## [WORK REQUIRED]
Retype the data that follows, keeping every character the same.

╭──

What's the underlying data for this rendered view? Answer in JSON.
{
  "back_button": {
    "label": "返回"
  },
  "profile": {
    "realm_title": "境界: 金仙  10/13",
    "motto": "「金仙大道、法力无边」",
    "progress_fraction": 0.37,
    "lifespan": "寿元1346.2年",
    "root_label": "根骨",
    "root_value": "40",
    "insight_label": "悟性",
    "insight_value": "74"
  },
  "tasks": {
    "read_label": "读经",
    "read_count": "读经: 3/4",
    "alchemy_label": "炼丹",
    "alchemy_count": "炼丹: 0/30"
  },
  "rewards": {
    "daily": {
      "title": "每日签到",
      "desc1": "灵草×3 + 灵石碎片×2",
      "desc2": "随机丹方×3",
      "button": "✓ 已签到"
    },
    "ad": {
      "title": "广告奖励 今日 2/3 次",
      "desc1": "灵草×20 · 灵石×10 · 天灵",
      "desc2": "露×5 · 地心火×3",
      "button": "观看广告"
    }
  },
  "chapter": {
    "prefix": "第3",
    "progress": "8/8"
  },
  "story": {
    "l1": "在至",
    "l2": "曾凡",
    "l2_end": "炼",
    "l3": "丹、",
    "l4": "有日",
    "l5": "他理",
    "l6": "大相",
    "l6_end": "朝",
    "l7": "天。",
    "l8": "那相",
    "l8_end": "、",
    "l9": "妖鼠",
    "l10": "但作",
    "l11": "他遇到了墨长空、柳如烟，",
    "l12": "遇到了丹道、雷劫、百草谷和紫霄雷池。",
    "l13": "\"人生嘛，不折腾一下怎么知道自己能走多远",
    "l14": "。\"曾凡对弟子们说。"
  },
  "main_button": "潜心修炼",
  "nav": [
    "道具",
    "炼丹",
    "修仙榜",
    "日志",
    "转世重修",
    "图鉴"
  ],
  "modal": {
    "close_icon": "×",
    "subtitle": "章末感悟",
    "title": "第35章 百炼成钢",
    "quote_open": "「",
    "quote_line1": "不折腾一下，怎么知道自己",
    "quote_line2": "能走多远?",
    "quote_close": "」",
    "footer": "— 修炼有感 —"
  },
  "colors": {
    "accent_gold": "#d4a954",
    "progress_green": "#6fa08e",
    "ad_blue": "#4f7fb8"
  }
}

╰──

## [REPLY TO THE EXERCISE]
What's the underlying data for this rendered view? Answer in JSON.
{
  "back_button": {
    "label": "返回"
  },
  "profile": {
    "realm_title": "境界: 金仙  10/13",
    "motto": "「金仙大道、法力无边」",
    "progress_fraction": 0.37,
    "lifespan": "寿元1346.2年",
    "root_label": "根骨",
    "root_value": "40",
    "insight_label": "悟性",
    "insight_value": "74"
  },
  "tasks": {
    "read_label": "读经",
    "read_count": "读经: 3/4",
    "alchemy_label": "炼丹",
    "alchemy_count": "炼丹: 0/30"
  },
  "rewards": {
    "daily": {
      "title": "每日签到",
      "desc1": "灵草×3 + 灵石碎片×2",
      "desc2": "随机丹方×3",
      "button": "✓ 已签到"
    },
    "ad": {
      "title": "广告奖励 今日 2/3 次",
      "desc1": "灵草×20 · 灵石×10 · 天灵",
      "desc2": "露×5 · 地心火×3",
      "button": "观看广告"
    }
  },
  "chapter": {
    "prefix": "第3",
    "progress": "8/8"
  },
  "story": {
    "l1": "在至",
    "l2": "曾凡",
    "l2_end": "炼",
    "l3": "丹、",
    "l4": "有日",
    "l5": "他理",
    "l6": "大相",
    "l6_end": "朝",
    "l7": "天。",
    "l8": "那相",
    "l8_end": "、",
    "l9": "妖鼠",
    "l10": "但作",
    "l11": "他遇到了墨长空、柳如烟，",
    "l12": "遇到了丹道、雷劫、百草谷和紫霄雷池。",
    "l13": "\"人生嘛，不折腾一下怎么知道自己能走多远",
    "l14": "。\"曾凡对弟子们说。"
  },
  "main_button": "潜心修炼",
  "nav": [
    "道具",
    "炼丹",
    "修仙榜",
    "日志",
    "转世重修",
    "图鉴"
  ],
  "modal": {
    "close_icon": "×",
    "subtitle": "章末感悟",
    "title": "第35章 百炼成钢",
    "quote_open": "「",
    "quote_line1": "不折腾一下，怎么知道自己",
    "quote_line2": "能走多远?",
    "quote_close": "」",
    "footer": "— 修炼有感 —"
  },
  "colors": {
    "accent_gold": "#d4a954",
    "progress_green": "#6fa08e",
    "ad_blue": "#4f7fb8"
  }
}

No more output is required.